EXERCISE INPUTS Start Marker
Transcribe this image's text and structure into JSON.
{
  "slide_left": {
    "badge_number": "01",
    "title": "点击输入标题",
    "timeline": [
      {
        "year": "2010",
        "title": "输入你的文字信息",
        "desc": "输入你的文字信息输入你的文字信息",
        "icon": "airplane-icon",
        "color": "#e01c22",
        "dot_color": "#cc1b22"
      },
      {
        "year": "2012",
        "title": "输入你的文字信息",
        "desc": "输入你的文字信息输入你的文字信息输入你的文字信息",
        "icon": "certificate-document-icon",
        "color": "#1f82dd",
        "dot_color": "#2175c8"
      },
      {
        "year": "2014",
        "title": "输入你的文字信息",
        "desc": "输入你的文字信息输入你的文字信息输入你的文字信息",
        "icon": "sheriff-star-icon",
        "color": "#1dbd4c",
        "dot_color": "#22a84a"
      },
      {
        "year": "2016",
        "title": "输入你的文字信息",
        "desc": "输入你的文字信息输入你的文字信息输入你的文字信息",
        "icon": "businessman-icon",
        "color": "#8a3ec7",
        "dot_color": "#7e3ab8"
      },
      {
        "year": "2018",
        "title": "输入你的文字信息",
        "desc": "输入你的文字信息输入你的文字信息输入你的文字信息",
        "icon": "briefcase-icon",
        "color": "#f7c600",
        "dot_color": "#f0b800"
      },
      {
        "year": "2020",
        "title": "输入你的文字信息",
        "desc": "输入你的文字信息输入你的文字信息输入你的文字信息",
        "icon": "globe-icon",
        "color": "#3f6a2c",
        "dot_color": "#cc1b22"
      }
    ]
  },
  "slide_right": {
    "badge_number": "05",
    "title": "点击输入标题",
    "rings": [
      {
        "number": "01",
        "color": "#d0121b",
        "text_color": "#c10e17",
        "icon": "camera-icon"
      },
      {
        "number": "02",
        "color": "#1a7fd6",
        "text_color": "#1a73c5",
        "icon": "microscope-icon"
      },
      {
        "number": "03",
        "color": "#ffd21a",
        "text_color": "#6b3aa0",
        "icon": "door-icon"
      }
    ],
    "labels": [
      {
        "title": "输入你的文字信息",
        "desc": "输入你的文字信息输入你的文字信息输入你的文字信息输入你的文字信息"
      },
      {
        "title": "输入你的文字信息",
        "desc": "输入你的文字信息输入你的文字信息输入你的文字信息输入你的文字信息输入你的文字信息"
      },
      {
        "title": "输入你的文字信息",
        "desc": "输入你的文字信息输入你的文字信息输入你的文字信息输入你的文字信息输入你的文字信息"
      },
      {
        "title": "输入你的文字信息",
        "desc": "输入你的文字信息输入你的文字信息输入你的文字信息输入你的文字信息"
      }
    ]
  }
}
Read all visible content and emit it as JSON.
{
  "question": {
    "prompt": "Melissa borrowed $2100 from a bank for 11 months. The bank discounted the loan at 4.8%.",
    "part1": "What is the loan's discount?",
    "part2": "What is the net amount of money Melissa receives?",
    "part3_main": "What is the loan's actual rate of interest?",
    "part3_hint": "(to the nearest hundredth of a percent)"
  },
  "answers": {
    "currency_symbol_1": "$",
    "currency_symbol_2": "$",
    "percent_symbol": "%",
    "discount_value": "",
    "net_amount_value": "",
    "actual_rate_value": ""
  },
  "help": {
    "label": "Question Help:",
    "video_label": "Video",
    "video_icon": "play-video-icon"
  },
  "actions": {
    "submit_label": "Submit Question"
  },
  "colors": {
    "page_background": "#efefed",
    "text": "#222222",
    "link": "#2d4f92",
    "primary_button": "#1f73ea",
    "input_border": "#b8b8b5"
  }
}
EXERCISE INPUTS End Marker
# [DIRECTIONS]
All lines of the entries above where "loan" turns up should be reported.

# [THE ANSWER]
    "prompt": "Melissa borrowed $2100 from a bank for 11 months. The bank discounted the loan at 4.8%.",
    "part1": "What is the loan's discount?",
    "part3_main": "What is the loan's actual rate of interest?",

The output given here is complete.